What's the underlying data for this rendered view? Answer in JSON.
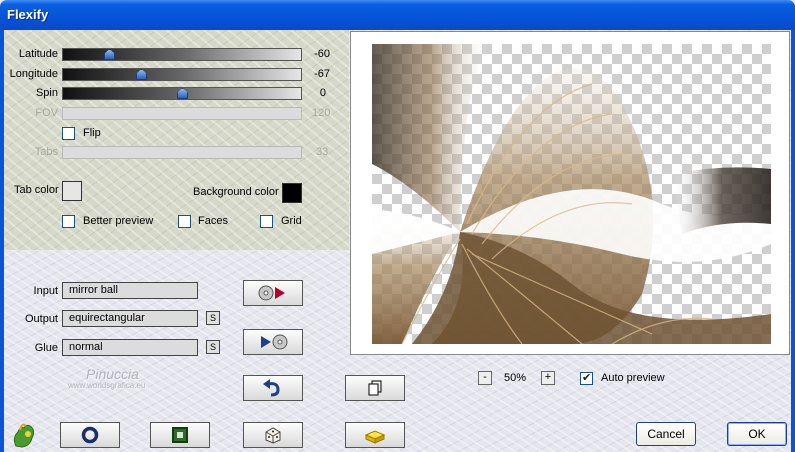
{
  "window": {
    "title": "Flexify"
  },
  "sliders": [
    {
      "label": "Latitude",
      "value": "-60",
      "fraction": 0.18,
      "enabled": true
    },
    {
      "label": "Longitude",
      "value": "-67",
      "fraction": 0.32,
      "enabled": true
    },
    {
      "label": "Spin",
      "value": "0",
      "fraction": 0.5,
      "enabled": true
    },
    {
      "label": "FOV",
      "value": "120",
      "enabled": false
    }
  ],
  "flip": {
    "label": "Flip",
    "checked": false
  },
  "tabs": {
    "label": "Tabs",
    "value": "33",
    "enabled": false
  },
  "tab_color": {
    "label": "Tab color",
    "color": "#e6e6e6"
  },
  "background_color": {
    "label": "Background color",
    "color": "#000000"
  },
  "options": {
    "better_preview": {
      "label": "Better preview",
      "checked": false
    },
    "faces": {
      "label": "Faces",
      "checked": false
    },
    "grid": {
      "label": "Grid",
      "checked": false
    }
  },
  "projection": {
    "input": {
      "label": "Input",
      "value": "mirror ball"
    },
    "output": {
      "label": "Output",
      "value": "equirectangular",
      "button": "S"
    },
    "glue": {
      "label": "Glue",
      "value": "normal",
      "button": "S"
    }
  },
  "watermark": {
    "name": "Pinuccia",
    "url": "www.worldsgrafica.eu"
  },
  "zoom": {
    "minus": "-",
    "value": "50%",
    "plus": "+"
  },
  "auto_preview": {
    "label": "Auto preview",
    "checked": true
  },
  "buttons": {
    "cancel": "Cancel",
    "ok": "OK"
  },
  "icons": {
    "input_convert": "cd-play-icon",
    "output_convert": "play-cd-icon",
    "undo": "undo-arrow-icon",
    "copy": "copy-icon",
    "logo": "flaming-pear-logo",
    "circle": "circle-tool-icon",
    "square": "square-tool-icon",
    "dice": "dice-icon",
    "brick": "brick-icon"
  }
}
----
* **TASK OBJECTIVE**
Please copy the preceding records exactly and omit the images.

* **WRITTEN SOLUTION**
What's the underlying data for this rendered view? Answer in JSON.
{
  "window": {
    "title": "Flexify"
  },
  "sliders": [
    {
      "label": "Latitude",
      "value": "-60",
      "fraction": 0.18,
      "enabled": true
    },
    {
      "label": "Longitude",
      "value": "-67",
      "fraction": 0.32,
      "enabled": true
    },
    {
      "label": "Spin",
      "value": "0",
      "fraction": 0.5,
      "enabled": true
    },
    {
      "label": "FOV",
      "value": "120",
      "enabled": false
    }
  ],
  "flip": {
    "label": "Flip",
    "checked": false
  },
  "tabs": {
    "label": "Tabs",
    "value": "33",
    "enabled": false
  },
  "tab_color": {
    "label": "Tab color",
    "color": "#e6e6e6"
  },
  "background_color": {
    "label": "Background color",
    "color": "#000000"
  },
  "options": {
    "better_preview": {
      "label": "Better preview",
      "checked": false
    },
    "faces": {
      "label": "Faces",
      "checked": false
    },
    "grid": {
      "label": "Grid",
      "checked": false
    }
  },
  "projection": {
    "input": {
      "label": "Input",
      "value": "mirror ball"
    },
    "output": {
      "label": "Output",
      "value": "equirectangular",
      "button": "S"
    },
    "glue": {
      "label": "Glue",
      "value": "normal",
      "button": "S"
    }
  },
  "watermark": {
    "name": "Pinuccia",
    "url": "www.worldsgrafica.eu"
  },
  "zoom": {
    "minus": "-",
    "value": "50%",
    "plus": "+"
  },
  "auto_preview": {
    "label": "Auto preview",
    "checked": true
  },
  "buttons": {
    "cancel": "Cancel",
    "ok": "OK"
  },
  "icons": {
    "input_convert": "cd-play-icon",
    "output_convert": "play-cd-icon",
    "undo": "undo-arrow-icon",
    "copy": "copy-icon",
    "logo": "flaming-pear-logo",
    "circle": "circle-tool-icon",
    "square": "square-tool-icon",
    "dice": "dice-icon",
    "brick": "brick-icon"
  }
}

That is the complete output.